Management has had delusions of grandeur regarding buyout prices since seeking $14 a share. After the massive sell off in August, management rejected buyout offers at a number of prices, which would be considered significant premiums to the current share price. In late January, the CEO said there are no plans to shop the company around, but that there was the potential for joint-ventures with theater chains, of which AMC has been named as a potential candidate. Management's refusal to accept a buyout offer has appeared foolish as an irregular revenue stream and consistent, significant debt are things a potential suitor must factor into the equation. Given their stubbornness and removal of the company from the sale block, I wouldn't count on a buyout. What I would look for is joint-venture agreements, which would lessen the cost for theaters and increase sales volumes for IMAX.
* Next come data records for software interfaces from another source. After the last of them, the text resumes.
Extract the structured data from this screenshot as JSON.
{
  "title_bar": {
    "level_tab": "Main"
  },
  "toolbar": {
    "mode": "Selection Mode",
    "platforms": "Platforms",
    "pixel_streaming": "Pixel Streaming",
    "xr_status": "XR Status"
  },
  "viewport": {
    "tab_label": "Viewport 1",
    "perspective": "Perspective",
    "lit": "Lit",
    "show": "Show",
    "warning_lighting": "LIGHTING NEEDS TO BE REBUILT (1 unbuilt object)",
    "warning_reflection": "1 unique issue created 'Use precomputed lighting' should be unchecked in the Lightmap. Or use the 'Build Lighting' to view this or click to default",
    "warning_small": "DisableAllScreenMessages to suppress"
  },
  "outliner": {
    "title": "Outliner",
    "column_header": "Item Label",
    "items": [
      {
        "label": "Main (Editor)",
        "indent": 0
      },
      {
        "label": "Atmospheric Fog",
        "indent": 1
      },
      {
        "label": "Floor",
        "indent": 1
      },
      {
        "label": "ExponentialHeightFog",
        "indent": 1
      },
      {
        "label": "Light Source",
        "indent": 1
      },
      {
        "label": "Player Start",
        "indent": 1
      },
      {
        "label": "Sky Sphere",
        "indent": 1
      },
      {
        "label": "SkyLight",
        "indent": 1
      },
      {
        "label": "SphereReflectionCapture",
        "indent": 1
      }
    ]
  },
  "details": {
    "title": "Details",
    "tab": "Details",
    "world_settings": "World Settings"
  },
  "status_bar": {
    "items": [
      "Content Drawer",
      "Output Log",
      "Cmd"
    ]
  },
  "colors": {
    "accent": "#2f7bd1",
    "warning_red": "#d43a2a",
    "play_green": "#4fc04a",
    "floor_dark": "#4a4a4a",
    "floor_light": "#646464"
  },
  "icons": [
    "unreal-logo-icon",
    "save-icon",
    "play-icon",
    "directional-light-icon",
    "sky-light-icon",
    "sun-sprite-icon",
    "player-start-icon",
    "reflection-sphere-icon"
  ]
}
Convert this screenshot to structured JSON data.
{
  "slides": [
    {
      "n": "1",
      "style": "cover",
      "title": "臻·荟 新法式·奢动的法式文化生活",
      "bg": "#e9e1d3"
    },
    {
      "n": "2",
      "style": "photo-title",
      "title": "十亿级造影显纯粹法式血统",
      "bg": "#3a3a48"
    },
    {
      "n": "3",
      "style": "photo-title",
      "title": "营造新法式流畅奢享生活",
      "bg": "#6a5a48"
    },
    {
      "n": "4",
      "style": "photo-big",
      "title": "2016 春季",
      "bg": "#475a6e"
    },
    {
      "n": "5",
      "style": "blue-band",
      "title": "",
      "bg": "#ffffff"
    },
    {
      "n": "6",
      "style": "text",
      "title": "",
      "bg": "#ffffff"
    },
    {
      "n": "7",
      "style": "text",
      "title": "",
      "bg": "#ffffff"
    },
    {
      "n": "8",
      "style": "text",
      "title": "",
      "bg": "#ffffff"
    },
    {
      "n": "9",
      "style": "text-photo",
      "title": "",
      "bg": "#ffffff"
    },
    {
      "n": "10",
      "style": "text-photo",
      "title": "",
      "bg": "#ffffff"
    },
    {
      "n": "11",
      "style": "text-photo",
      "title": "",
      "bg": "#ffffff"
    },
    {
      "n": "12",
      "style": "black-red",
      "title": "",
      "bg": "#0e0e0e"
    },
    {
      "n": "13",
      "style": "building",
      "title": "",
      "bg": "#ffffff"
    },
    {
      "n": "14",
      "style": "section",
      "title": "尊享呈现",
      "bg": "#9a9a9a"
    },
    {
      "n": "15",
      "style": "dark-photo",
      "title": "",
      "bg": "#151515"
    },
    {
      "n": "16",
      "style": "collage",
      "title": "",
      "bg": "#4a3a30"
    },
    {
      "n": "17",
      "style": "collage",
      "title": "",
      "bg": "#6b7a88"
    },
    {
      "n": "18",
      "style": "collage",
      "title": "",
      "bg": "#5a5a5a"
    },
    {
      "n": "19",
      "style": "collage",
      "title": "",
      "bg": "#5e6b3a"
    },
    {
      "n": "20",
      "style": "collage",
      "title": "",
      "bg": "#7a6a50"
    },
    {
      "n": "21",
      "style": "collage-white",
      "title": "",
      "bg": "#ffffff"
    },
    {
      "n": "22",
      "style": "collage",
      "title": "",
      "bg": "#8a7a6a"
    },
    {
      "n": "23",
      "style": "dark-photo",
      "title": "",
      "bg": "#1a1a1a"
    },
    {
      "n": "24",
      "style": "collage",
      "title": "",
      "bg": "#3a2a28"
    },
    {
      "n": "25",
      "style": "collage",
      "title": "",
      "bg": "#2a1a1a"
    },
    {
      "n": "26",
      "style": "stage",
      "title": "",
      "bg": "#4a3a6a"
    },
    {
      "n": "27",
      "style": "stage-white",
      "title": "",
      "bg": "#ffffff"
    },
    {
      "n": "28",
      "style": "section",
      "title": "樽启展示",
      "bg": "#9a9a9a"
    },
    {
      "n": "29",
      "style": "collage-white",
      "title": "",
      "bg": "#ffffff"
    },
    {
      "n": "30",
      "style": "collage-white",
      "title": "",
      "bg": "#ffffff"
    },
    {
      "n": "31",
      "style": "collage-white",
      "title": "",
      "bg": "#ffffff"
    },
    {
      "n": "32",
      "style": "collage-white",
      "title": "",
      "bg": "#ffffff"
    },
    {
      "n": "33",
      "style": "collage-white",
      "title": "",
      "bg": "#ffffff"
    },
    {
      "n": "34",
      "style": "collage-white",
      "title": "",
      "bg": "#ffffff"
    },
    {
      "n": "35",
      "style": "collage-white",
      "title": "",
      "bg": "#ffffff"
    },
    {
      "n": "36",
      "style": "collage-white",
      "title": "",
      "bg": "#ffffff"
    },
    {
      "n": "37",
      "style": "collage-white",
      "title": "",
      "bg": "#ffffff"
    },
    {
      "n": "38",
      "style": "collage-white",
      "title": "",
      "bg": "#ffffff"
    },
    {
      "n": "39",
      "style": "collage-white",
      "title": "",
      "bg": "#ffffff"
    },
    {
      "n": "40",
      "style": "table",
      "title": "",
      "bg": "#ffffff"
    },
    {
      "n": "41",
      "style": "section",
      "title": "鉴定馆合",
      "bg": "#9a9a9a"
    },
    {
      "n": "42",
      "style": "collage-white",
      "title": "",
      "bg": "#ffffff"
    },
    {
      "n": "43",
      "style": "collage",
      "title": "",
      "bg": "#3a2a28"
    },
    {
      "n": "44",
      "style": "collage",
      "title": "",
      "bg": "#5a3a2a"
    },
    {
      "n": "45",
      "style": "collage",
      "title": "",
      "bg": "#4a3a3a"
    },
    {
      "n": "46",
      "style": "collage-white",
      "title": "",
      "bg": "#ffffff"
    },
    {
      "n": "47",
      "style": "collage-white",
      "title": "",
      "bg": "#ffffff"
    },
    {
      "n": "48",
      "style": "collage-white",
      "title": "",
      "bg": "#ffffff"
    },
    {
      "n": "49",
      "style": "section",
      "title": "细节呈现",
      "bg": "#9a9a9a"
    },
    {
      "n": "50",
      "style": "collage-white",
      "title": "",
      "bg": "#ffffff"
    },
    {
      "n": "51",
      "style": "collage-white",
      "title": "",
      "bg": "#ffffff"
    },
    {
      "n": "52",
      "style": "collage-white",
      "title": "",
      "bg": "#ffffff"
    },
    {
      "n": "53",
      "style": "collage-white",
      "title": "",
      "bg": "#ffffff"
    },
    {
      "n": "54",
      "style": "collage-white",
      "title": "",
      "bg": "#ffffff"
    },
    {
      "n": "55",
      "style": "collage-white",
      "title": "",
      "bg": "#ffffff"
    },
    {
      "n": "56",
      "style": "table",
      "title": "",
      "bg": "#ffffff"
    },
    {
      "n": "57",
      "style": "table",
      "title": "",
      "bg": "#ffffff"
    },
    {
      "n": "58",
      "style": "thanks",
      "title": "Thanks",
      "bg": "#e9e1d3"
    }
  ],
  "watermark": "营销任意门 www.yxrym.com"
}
That brings us to the last misstep within IMAX, which is lackluster production. To their credit, it is a difficult aspect for the company to control, as the individual theaters have their own business constraints which IMAX must work around. To their discredit, there were no installations in the last quarter! This is unacceptable, and the street responded by dropping the stock down to $3.40, a 30% decrease. The disappearance of installations is a troubling event, but with a backlog of 73 installations, I think the reaction was a bit much. As I mentioned previously, interest in the product remains strong, even as management missteps hurt the company.
In conclusion, let's look at the catalysts which will keep this momentum going:
A joint venture - they are looking to accomplish this within the first quarter. It is a move that will not only bring in a new contract, but will also increase accessibility to the product for theater chains looking to cut their costs. Blockbuster movies - Spider Man 3 and Harry Potter will be big hits in IMAX and promote the company to theaters who have not yet installed the system. Also, educational films will continue to bring audiences of all ages into the theater. This has always been a big revenue generator, with Everest taking the cake as the top producer. Digital movies - IMAX is expected to go digital in 2008 and doing so will increase their margins as well as increase the number of films shown in a year from 6 to 10.
The first two bullet points are obviously short term catalysts which would keep the momentum up, with the last one being a reason to hold the stock for a longer time period. While the stock fell out of favor with investors over the past six months, it still has reasonable institutional ownership, at 32%, suggesting that there still is some belief in the company and room for others to move in. With the 12% increase in this last week, there has been no real news for the breakout and a correction could be in the works. Once that dip occurs, I would consider moving into a position.
Disclosure: I am long IMAX.